An image of the artist as a young boy between the age of 7 or 8. He holds a military assault rifle and looks through the viewfinder. He smiles and points the rifle to the left.

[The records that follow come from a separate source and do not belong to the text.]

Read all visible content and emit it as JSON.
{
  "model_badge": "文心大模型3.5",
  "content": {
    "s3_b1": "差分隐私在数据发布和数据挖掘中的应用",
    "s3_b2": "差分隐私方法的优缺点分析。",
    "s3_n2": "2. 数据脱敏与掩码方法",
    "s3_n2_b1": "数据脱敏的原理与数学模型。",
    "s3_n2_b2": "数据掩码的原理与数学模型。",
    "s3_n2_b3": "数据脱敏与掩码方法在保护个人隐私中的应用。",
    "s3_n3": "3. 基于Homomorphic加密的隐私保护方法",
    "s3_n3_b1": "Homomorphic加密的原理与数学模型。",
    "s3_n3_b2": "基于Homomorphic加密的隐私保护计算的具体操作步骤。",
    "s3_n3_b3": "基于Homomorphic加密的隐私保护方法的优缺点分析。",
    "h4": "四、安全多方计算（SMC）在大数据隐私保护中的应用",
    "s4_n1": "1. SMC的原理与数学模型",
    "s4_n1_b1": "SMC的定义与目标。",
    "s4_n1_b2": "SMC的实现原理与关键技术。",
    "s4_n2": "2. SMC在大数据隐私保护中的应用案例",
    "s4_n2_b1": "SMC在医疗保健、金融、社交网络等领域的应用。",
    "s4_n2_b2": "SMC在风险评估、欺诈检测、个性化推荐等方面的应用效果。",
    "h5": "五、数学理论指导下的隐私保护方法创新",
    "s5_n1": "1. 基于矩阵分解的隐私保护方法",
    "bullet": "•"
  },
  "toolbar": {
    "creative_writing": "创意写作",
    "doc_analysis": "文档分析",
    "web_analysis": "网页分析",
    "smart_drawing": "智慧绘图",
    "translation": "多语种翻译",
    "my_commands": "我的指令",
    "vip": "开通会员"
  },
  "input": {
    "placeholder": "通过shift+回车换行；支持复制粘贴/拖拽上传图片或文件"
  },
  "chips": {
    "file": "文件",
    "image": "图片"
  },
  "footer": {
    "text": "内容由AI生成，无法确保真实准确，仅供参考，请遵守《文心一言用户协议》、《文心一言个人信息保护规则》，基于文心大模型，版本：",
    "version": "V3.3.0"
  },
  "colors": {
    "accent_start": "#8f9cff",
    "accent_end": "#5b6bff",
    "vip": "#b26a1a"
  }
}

Adam Liam Rose (b. 1990) is an interdisciplinary artist working across sculpture, photography, video and installation.  Born in Jerusalem and raised mostly in the United States, his works investigate the aesthetic systems of power embedded within architecture.  Rose draws inspiration from political realities in Israel/Palestine and the United States, often looking to structures of separation and control whose intentions either manifest outright, or slither beneath the surface.  His works navigate ideas around artifact, “history,” and collective memory, uncovering how these distinct categories coalesce into feelings of place or “placeness.”  Utilizing and subverting utilitarian materials including paper, textiles, and plywood, he creates a space for dialogue between the permanent and the ephemeral, the physical body, and the history embedded in objects. 
 
Rose has exhibited at national museums and institutions including the Jewish Museum (New York, NY), the Chicago Artists Coalition (Chicago, IL), Javits Convention Centre (New York, NY), Mana Contemporary (Chicago, IL), Sullivan Galleries (Chicago, IL), Ortega Y Gasset Projects (Brooklyn, NY), and the Pfizer Building (New York, NY), to name a few.  He was a fellow at the Art & Law Program in New York, a recipient of an Artis Contemporary Residency Grant, and was awarded artist residencies at the Bemis Center for Contemporary Art (Omaha, NE), Ox-Bow School of Art (Saugatuck, MI), A-Z West: Institute of Investigative Living (Joshua Tree, CA), the Vermont Studio Center (Johnson, VT) and the Chicago Artists Coalition's HATCH Residency (Chicago, IL).  Rose received a BFA from the School of the Art Institute of Chicago ('12) and an MFA from Columbia University School of the Arts (‘17). 
He lives and works in New York City.